## [WHAT IS BEING ASKED]
Copy the lines below that contain "desc".

## [PROVIDED INFORMATION]
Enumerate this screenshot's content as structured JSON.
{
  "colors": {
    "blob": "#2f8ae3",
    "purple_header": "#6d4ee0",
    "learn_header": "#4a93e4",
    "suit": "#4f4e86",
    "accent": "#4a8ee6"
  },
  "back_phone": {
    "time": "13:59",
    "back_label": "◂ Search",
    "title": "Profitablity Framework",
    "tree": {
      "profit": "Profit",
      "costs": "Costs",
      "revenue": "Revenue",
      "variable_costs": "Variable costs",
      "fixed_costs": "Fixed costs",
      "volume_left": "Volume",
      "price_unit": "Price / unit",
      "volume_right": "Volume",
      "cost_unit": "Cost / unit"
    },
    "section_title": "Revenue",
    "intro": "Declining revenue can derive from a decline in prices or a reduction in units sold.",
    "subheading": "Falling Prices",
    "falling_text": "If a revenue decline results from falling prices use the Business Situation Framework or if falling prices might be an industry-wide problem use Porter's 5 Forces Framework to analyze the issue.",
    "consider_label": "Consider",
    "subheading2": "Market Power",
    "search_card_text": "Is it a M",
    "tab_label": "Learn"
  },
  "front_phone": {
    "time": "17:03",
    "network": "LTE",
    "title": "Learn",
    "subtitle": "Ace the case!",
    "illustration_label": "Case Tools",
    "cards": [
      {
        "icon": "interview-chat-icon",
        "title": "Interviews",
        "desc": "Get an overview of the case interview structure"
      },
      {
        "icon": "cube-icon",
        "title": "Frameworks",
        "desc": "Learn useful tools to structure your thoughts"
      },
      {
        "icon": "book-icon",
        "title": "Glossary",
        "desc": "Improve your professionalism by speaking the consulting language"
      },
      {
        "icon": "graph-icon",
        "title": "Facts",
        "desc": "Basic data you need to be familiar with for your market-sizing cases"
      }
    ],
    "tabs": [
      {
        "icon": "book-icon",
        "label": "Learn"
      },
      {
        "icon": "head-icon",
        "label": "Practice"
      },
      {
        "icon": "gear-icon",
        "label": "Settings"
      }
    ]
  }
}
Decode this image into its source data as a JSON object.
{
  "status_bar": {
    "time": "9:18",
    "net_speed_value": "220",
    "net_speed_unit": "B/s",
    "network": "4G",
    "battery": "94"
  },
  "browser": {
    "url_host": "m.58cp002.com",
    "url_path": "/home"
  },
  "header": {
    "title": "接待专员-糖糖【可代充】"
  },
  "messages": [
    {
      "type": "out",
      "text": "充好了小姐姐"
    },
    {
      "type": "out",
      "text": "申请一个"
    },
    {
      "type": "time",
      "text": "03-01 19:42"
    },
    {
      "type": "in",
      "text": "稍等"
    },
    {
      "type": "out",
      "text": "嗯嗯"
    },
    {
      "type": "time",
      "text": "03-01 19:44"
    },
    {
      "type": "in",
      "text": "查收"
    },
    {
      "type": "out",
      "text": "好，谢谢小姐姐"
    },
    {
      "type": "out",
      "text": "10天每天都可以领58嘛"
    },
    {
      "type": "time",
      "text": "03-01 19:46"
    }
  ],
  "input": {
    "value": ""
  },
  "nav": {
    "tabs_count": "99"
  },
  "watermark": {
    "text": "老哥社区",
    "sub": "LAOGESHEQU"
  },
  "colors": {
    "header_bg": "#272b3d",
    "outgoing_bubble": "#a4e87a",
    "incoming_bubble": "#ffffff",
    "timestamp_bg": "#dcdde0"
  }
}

## [ANSWER TO THIS PROBLEM]
        "desc": "Get an overview of the case interview structure"
        "desc": "Learn useful tools to structure your thoughts"
        "desc": "Improve your professionalism by speaking the consulting language"
        "desc": "Basic data you need to be familiar with for your market-sizing cases"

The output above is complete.